____ EXTRACTED ENTRIES

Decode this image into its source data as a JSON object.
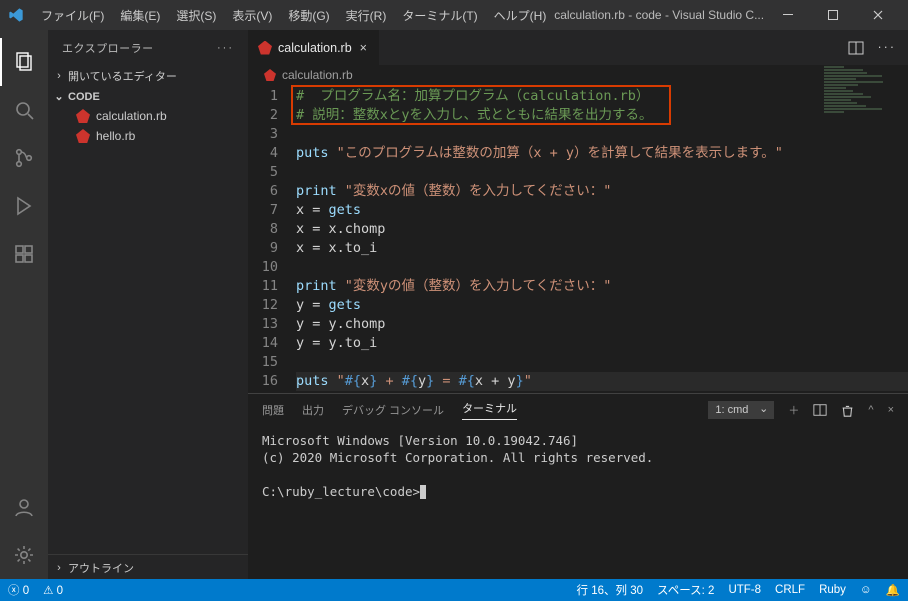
{
  "window": {
    "title": "calculation.rb - code - Visual Studio C..."
  },
  "menu": {
    "file": "ファイル(F)",
    "edit": "編集(E)",
    "select": "選択(S)",
    "view": "表示(V)",
    "go": "移動(G)",
    "run": "実行(R)",
    "terminal": "ターミナル(T)",
    "help": "ヘルプ(H)"
  },
  "sidebar": {
    "title": "エクスプローラー",
    "open_editors": "開いているエディター",
    "folder": "CODE",
    "files": [
      "calculation.rb",
      "hello.rb"
    ],
    "outline": "アウトライン"
  },
  "tab": {
    "name": "calculation.rb",
    "breadcrumb": "calculation.rb"
  },
  "code": {
    "lines": [
      {
        "n": 1,
        "seg": [
          {
            "c": "comment",
            "t": "#  プログラム名：加算プログラム（calculation.rb）"
          }
        ]
      },
      {
        "n": 2,
        "seg": [
          {
            "c": "comment",
            "t": "# 説明：整数xとyを入力し、式とともに結果を出力する。"
          }
        ]
      },
      {
        "n": 3,
        "seg": []
      },
      {
        "n": 4,
        "seg": [
          {
            "c": "ident",
            "t": "puts "
          },
          {
            "c": "string",
            "t": "\"このプログラムは整数の加算（x + y）を計算して結果を表示します。\""
          }
        ]
      },
      {
        "n": 5,
        "seg": []
      },
      {
        "n": 6,
        "seg": [
          {
            "c": "ident",
            "t": "print "
          },
          {
            "c": "string",
            "t": "\"変数xの値（整数）を入力してください：\""
          }
        ]
      },
      {
        "n": 7,
        "seg": [
          {
            "c": "op",
            "t": "x = "
          },
          {
            "c": "ident",
            "t": "gets"
          }
        ]
      },
      {
        "n": 8,
        "seg": [
          {
            "c": "op",
            "t": "x = x.chomp"
          }
        ]
      },
      {
        "n": 9,
        "seg": [
          {
            "c": "op",
            "t": "x = x.to_i"
          }
        ]
      },
      {
        "n": 10,
        "seg": []
      },
      {
        "n": 11,
        "seg": [
          {
            "c": "ident",
            "t": "print "
          },
          {
            "c": "string",
            "t": "\"変数yの値（整数）を入力してください：\""
          }
        ]
      },
      {
        "n": 12,
        "seg": [
          {
            "c": "op",
            "t": "y = "
          },
          {
            "c": "ident",
            "t": "gets"
          }
        ]
      },
      {
        "n": 13,
        "seg": [
          {
            "c": "op",
            "t": "y = y.chomp"
          }
        ]
      },
      {
        "n": 14,
        "seg": [
          {
            "c": "op",
            "t": "y = y.to_i"
          }
        ]
      },
      {
        "n": 15,
        "seg": []
      },
      {
        "n": 16,
        "seg": [
          {
            "c": "ident",
            "t": "puts "
          },
          {
            "c": "string",
            "t": "\""
          },
          {
            "c": "interp",
            "t": "#{"
          },
          {
            "c": "op",
            "t": "x"
          },
          {
            "c": "interp",
            "t": "}"
          },
          {
            "c": "string",
            "t": " + "
          },
          {
            "c": "interp",
            "t": "#{"
          },
          {
            "c": "op",
            "t": "y"
          },
          {
            "c": "interp",
            "t": "}"
          },
          {
            "c": "string",
            "t": " = "
          },
          {
            "c": "interp",
            "t": "#{"
          },
          {
            "c": "op",
            "t": "x + y"
          },
          {
            "c": "interp",
            "t": "}"
          },
          {
            "c": "string",
            "t": "\""
          }
        ]
      }
    ]
  },
  "panel": {
    "tabs": {
      "problems": "問題",
      "output": "出力",
      "debug": "デバッグ コンソール",
      "terminal": "ターミナル"
    },
    "shell_label": "1: cmd",
    "term_lines": [
      "Microsoft Windows [Version 10.0.19042.746]",
      "(c) 2020 Microsoft Corporation. All rights reserved.",
      "",
      "C:\\ruby_lecture\\code>"
    ]
  },
  "status": {
    "errors": "0",
    "warnings": "0",
    "line_col": "行 16、列 30",
    "spaces": "スペース: 2",
    "encoding": "UTF-8",
    "eol": "CRLF",
    "lang": "Ruby"
  }
}
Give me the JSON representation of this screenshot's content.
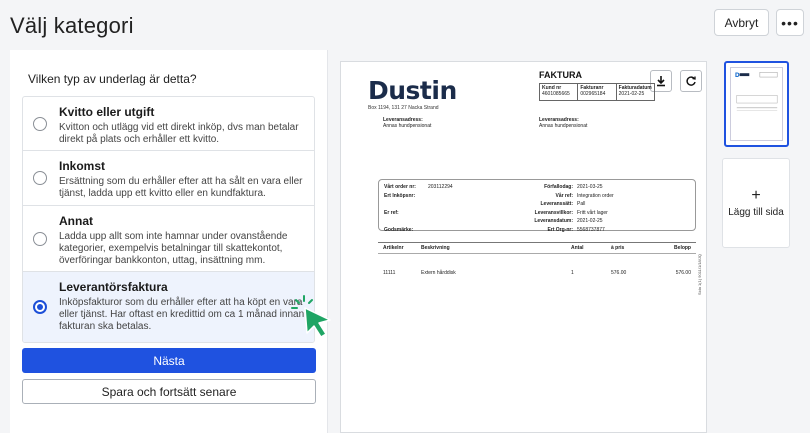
{
  "header": {
    "title": "Välj kategori",
    "cancel_label": "Avbryt",
    "more_label": "•••"
  },
  "form": {
    "question": "Vilken typ av underlag är detta?",
    "options": [
      {
        "title": "Kvitto eller utgift",
        "description": "Kvitton och utlägg vid ett direkt inköp, dvs man betalar direkt på plats och erhåller ett kvitto.",
        "selected": false
      },
      {
        "title": "Inkomst",
        "description": "Ersättning som du erhåller efter att ha sålt en vara eller tjänst, ladda upp ett kvitto eller en kundfaktura.",
        "selected": false
      },
      {
        "title": "Annat",
        "description": "Ladda upp allt som inte hamnar under ovanstående kategorier, exempelvis betalningar till skattekontot, överföringar bankkonton, uttag, insättning mm.",
        "selected": false
      },
      {
        "title": "Leverantörsfaktura",
        "description": "Inköpsfakturor som du erhåller efter att ha köpt en vara eller tjänst. Har oftast en kredittid om ca 1 månad innan fakturan ska betalas.",
        "selected": true
      }
    ],
    "next_label": "Nästa",
    "save_label": "Spara och fortsätt senare"
  },
  "invoice": {
    "logo": "Dustin",
    "address": "Box 1194, 131 27 Nacka Strand",
    "title": "FAKTURA",
    "header_cells": [
      {
        "label": "Kund nr",
        "value": "4601085665"
      },
      {
        "label": "Fakturanr",
        "value": "002965184"
      },
      {
        "label": "Fakturadatum",
        "value": "2021-02-25"
      }
    ],
    "delivery_left": {
      "label": "Leveransadress:",
      "value": "Annas hundpensionat"
    },
    "delivery_right": {
      "label": "Leveransadress:",
      "value": "Annas hundpensionat"
    },
    "info_left": [
      {
        "k": "Vårt order nr:",
        "v": "203112294"
      },
      {
        "k": "Ert Inköpsnr:",
        "v": ""
      },
      {
        "k": "",
        "v": ""
      },
      {
        "k": "Er ref:",
        "v": ""
      },
      {
        "k": "",
        "v": ""
      },
      {
        "k": "Godsmärke:",
        "v": ""
      }
    ],
    "info_right": [
      {
        "k": "Förfallodag:",
        "v": "2021-03-25"
      },
      {
        "k": "Vår ref:",
        "v": "Integration order"
      },
      {
        "k": "Leveranssätt:",
        "v": "Pall"
      },
      {
        "k": "Leveransvillkor:",
        "v": "Fritt vårt lager"
      },
      {
        "k": "Leveransdatum:",
        "v": "2021-02-25"
      },
      {
        "k": "Ert Org-nr:",
        "v": "5568737877"
      }
    ],
    "columns": [
      "Artikelnr",
      "Beskrivning",
      "Antal",
      "à pris",
      "Belopp"
    ],
    "rows": [
      [
        "11111",
        "Extern hårddisk",
        "1",
        "576.00",
        "576.00"
      ]
    ],
    "side_text": "Sida 1(1) 9011/1/18/JQ"
  },
  "pages": {
    "add_label": "Lägg till sida",
    "add_icon": "+"
  }
}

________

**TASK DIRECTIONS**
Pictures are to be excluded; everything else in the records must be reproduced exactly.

**RESULT BELOW**
Decode this image into its source data as a JSON object.
{
  "window": {
    "title": "calculation.rb - code - Visual Studio C..."
  },
  "menu": {
    "file": "ファイル(F)",
    "edit": "編集(E)",
    "select": "選択(S)",
    "view": "表示(V)",
    "go": "移動(G)",
    "run": "実行(R)",
    "terminal": "ターミナル(T)",
    "help": "ヘルプ(H)"
  },
  "sidebar": {
    "title": "エクスプローラー",
    "open_editors": "開いているエディター",
    "folder": "CODE",
    "files": [
      "calculation.rb",
      "hello.rb"
    ],
    "outline": "アウトライン"
  },
  "tab": {
    "name": "calculation.rb",
    "breadcrumb": "calculation.rb"
  },
  "code": {
    "lines": [
      {
        "n": 1,
        "seg": [
          {
            "c": "comment",
            "t": "#  プログラム名：加算プログラム（calculation.rb）"
          }
        ]
      },
      {
        "n": 2,
        "seg": [
          {
            "c": "comment",
            "t": "# 説明：整数xとyを入力し、式とともに結果を出力する。"
          }
        ]
      },
      {
        "n": 3,
        "seg": []
      },
      {
        "n": 4,
        "seg": [
          {
            "c": "ident",
            "t": "puts "
          },
          {
            "c": "string",
            "t": "\"このプログラムは整数の加算（x + y）を計算して結果を表示します。\""
          }
        ]
      },
      {
        "n": 5,
        "seg": []
      },
      {
        "n": 6,
        "seg": [
          {
            "c": "ident",
            "t": "print "
          },
          {
            "c": "string",
            "t": "\"変数xの値（整数）を入力してください：\""
          }
        ]
      },
      {
        "n": 7,
        "seg": [
          {
            "c": "op",
            "t": "x = "
          },
          {
            "c": "ident",
            "t": "gets"
          }
        ]
      },
      {
        "n": 8,
        "seg": [
          {
            "c": "op",
            "t": "x = x.chomp"
          }
        ]
      },
      {
        "n": 9,
        "seg": [
          {
            "c": "op",
            "t": "x = x.to_i"
          }
        ]
      },
      {
        "n": 10,
        "seg": []
      },
      {
        "n": 11,
        "seg": [
          {
            "c": "ident",
            "t": "print "
          },
          {
            "c": "string",
            "t": "\"変数yの値（整数）を入力してください：\""
          }
        ]
      },
      {
        "n": 12,
        "seg": [
          {
            "c": "op",
            "t": "y = "
          },
          {
            "c": "ident",
            "t": "gets"
          }
        ]
      },
      {
        "n": 13,
        "seg": [
          {
            "c": "op",
            "t": "y = y.chomp"
          }
        ]
      },
      {
        "n": 14,
        "seg": [
          {
            "c": "op",
            "t": "y = y.to_i"
          }
        ]
      },
      {
        "n": 15,
        "seg": []
      },
      {
        "n": 16,
        "seg": [
          {
            "c": "ident",
            "t": "puts "
          },
          {
            "c": "string",
            "t": "\""
          },
          {
            "c": "interp",
            "t": "#{"
          },
          {
            "c": "op",
            "t": "x"
          },
          {
            "c": "interp",
            "t": "}"
          },
          {
            "c": "string",
            "t": " + "
          },
          {
            "c": "interp",
            "t": "#{"
          },
          {
            "c": "op",
            "t": "y"
          },
          {
            "c": "interp",
            "t": "}"
          },
          {
            "c": "string",
            "t": " = "
          },
          {
            "c": "interp",
            "t": "#{"
          },
          {
            "c": "op",
            "t": "x + y"
          },
          {
            "c": "interp",
            "t": "}"
          },
          {
            "c": "string",
            "t": "\""
          }
        ]
      }
    ]
  },
  "panel": {
    "tabs": {
      "problems": "問題",
      "output": "出力",
      "debug": "デバッグ コンソール",
      "terminal": "ターミナル"
    },
    "shell_label": "1: cmd",
    "term_lines": [
      "Microsoft Windows [Version 10.0.19042.746]",
      "(c) 2020 Microsoft Corporation. All rights reserved.",
      "",
      "C:\\ruby_lecture\\code>"
    ]
  },
  "status": {
    "errors": "0",
    "warnings": "0",
    "line_col": "行 16、列 30",
    "spaces": "スペース: 2",
    "encoding": "UTF-8",
    "eol": "CRLF",
    "lang": "Ruby"
  }
}
Give me the JSON representation of this screenshot's content.
{
  "header": {
    "title": "Välj kategori",
    "cancel_label": "Avbryt",
    "more_label": "•••"
  },
  "form": {
    "question": "Vilken typ av underlag är detta?",
    "options": [
      {
        "title": "Kvitto eller utgift",
        "description": "Kvitton och utlägg vid ett direkt inköp, dvs man betalar direkt på plats och erhåller ett kvitto.",
        "selected": false
      },
      {
        "title": "Inkomst",
        "description": "Ersättning som du erhåller efter att ha sålt en vara eller tjänst, ladda upp ett kvitto eller en kundfaktura.",
        "selected": false
      },
      {
        "title": "Annat",
        "description": "Ladda upp allt som inte hamnar under ovanstående kategorier, exempelvis betalningar till skattekontot, överföringar bankkonton, uttag, insättning mm.",
        "selected": false
      },
      {
        "title": "Leverantörsfaktura",
        "description": "Inköpsfakturor som du erhåller efter att ha köpt en vara eller tjänst. Har oftast en kredittid om ca 1 månad innan fakturan ska betalas.",
        "selected": true
      }
    ],
    "next_label": "Nästa",
    "save_label": "Spara och fortsätt senare"
  },
  "invoice": {
    "logo": "Dustin",
    "address": "Box 1194, 131 27 Nacka Strand",
    "title": "FAKTURA",
    "header_cells": [
      {
        "label": "Kund nr",
        "value": "4601085665"
      },
      {
        "label": "Fakturanr",
        "value": "002965184"
      },
      {
        "label": "Fakturadatum",
        "value": "2021-02-25"
      }
    ],
    "delivery_left": {
      "label": "Leveransadress:",
      "value": "Annas hundpensionat"
    },
    "delivery_right": {
      "label": "Leveransadress:",
      "value": "Annas hundpensionat"
    },
    "info_left": [
      {
        "k": "Vårt order nr:",
        "v": "203112294"
      },
      {
        "k": "Ert Inköpsnr:",
        "v": ""
      },
      {
        "k": "",
        "v": ""
      },
      {
        "k": "Er ref:",
        "v": ""
      },
      {
        "k": "",
        "v": ""
      },
      {
        "k": "Godsmärke:",
        "v": ""
      }
    ],
    "info_right": [
      {
        "k": "Förfallodag:",
        "v": "2021-03-25"
      },
      {
        "k": "Vår ref:",
        "v": "Integration order"
      },
      {
        "k": "Leveranssätt:",
        "v": "Pall"
      },
      {
        "k": "Leveransvillkor:",
        "v": "Fritt vårt lager"
      },
      {
        "k": "Leveransdatum:",
        "v": "2021-02-25"
      },
      {
        "k": "Ert Org-nr:",
        "v": "5568737877"
      }
    ],
    "columns": [
      "Artikelnr",
      "Beskrivning",
      "Antal",
      "à pris",
      "Belopp"
    ],
    "rows": [
      [
        "11111",
        "Extern hårddisk",
        "1",
        "576.00",
        "576.00"
      ]
    ],
    "side_text": "Sida 1(1) 9011/1/18/JQ"
  },
  "pages": {
    "add_label": "Lägg till sida",
    "add_icon": "+"
  }
}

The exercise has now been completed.